ASSIGNMENT
Only the lines with the string "count" are needed; return each of them from the entries below.

Data records for software interfaces

=== Begin Enclosure ===

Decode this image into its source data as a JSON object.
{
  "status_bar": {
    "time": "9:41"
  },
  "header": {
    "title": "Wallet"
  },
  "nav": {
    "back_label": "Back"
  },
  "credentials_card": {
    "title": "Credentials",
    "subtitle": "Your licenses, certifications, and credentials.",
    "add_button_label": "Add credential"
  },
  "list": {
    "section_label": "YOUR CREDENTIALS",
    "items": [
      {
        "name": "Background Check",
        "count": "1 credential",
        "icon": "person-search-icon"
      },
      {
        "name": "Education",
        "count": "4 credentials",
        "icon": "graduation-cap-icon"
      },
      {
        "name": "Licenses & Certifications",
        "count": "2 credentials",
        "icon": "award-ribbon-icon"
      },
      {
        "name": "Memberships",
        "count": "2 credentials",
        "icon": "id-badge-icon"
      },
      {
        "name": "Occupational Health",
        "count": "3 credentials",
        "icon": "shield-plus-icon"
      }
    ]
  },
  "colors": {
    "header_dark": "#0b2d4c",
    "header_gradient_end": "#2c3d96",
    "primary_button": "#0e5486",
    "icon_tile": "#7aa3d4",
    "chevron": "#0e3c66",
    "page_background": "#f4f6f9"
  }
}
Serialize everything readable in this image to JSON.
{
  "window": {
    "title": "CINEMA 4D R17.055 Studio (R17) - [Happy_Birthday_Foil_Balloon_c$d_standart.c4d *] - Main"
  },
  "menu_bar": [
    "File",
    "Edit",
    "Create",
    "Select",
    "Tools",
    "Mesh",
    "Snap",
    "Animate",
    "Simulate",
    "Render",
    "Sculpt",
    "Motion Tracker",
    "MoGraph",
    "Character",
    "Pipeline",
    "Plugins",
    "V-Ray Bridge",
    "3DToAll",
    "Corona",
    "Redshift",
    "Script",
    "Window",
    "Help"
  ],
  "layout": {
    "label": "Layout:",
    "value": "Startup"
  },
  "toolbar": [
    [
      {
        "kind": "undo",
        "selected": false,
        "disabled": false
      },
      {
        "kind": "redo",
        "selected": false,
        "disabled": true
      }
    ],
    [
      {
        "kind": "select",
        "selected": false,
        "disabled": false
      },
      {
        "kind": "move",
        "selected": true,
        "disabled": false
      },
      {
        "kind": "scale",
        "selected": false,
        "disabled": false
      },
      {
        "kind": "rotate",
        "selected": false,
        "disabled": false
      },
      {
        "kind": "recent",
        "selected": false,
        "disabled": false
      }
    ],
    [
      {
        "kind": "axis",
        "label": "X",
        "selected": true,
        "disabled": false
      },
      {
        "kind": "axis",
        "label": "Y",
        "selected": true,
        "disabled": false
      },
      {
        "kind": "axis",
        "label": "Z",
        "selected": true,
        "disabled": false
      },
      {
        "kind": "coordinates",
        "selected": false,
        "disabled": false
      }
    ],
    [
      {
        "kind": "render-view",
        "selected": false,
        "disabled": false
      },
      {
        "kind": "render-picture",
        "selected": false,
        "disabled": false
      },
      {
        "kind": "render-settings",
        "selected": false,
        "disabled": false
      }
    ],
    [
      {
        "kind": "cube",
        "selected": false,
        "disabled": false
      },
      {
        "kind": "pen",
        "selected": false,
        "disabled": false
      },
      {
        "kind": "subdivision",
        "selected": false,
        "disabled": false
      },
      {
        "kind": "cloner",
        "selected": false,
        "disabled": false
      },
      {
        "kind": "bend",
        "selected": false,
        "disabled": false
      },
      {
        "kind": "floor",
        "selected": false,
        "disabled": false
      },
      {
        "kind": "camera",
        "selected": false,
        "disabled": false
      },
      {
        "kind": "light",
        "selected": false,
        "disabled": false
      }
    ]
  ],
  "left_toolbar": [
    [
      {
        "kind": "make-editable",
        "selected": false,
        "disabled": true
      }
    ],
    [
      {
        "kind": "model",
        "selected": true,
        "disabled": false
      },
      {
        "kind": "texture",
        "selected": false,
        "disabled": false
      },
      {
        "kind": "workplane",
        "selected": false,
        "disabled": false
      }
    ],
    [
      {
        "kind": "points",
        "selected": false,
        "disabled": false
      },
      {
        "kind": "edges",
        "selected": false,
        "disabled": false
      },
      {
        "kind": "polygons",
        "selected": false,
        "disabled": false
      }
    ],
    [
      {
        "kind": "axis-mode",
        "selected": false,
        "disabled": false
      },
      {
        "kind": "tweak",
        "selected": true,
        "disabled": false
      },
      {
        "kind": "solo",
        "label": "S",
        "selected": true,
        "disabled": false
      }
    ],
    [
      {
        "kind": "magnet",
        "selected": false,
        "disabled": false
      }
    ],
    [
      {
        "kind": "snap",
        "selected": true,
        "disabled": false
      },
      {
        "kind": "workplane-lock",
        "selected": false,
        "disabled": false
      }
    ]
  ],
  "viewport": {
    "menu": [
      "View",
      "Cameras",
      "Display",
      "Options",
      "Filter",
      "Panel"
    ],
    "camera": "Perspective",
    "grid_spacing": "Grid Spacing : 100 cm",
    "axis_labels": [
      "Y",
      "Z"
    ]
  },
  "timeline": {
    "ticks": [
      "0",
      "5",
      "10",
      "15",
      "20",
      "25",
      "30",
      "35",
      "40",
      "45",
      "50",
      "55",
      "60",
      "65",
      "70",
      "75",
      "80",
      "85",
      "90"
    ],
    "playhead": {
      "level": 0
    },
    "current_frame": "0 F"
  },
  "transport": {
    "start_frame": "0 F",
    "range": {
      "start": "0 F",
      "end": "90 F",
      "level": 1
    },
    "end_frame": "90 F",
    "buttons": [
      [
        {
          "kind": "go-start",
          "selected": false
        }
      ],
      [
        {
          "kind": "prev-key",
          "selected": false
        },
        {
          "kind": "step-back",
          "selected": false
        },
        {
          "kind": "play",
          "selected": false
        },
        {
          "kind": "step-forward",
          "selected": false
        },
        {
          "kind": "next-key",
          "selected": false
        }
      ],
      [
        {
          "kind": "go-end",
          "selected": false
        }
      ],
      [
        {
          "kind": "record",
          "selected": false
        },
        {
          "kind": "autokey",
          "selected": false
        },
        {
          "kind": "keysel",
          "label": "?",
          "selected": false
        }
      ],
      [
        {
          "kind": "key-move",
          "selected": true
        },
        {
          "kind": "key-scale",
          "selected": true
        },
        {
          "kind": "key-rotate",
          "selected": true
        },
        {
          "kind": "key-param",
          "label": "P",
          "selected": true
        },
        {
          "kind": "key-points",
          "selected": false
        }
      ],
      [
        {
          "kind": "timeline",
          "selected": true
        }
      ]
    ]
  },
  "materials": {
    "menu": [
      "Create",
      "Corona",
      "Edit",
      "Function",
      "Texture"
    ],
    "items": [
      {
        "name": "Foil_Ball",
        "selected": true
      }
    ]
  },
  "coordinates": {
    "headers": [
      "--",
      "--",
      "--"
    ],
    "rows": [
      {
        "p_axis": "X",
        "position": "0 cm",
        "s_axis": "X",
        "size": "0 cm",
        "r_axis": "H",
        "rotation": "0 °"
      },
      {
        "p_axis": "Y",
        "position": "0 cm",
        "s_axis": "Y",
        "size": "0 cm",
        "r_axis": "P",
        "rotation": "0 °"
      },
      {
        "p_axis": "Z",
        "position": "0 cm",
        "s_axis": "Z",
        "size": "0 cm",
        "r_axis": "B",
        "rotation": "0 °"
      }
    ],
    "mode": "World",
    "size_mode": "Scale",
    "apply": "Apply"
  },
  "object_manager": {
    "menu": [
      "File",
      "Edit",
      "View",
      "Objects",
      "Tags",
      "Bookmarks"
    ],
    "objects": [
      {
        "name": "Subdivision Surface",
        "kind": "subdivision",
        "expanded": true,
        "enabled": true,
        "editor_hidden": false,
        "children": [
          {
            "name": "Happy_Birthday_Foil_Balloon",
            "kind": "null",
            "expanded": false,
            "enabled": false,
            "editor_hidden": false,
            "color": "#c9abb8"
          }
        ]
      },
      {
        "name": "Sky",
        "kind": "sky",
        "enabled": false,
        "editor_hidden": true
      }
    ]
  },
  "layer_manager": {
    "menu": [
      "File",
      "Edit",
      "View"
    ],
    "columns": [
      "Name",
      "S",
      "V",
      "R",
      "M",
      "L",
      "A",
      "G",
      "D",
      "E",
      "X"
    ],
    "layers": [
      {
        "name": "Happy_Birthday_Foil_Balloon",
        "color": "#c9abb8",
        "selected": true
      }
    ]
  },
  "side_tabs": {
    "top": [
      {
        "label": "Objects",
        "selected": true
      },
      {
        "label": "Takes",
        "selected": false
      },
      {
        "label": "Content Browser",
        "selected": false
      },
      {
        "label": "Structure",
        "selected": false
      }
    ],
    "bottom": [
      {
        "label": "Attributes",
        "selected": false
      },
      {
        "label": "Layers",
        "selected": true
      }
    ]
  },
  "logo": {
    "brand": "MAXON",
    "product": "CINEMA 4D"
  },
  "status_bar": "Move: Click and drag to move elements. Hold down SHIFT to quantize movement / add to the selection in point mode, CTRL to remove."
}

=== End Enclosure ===

FINAL ANSWER
        "count": "1 credential",
        "count": "4 credentials",
        "count": "2 credentials",
        "count": "2 credentials",
        "count": "3 credentials",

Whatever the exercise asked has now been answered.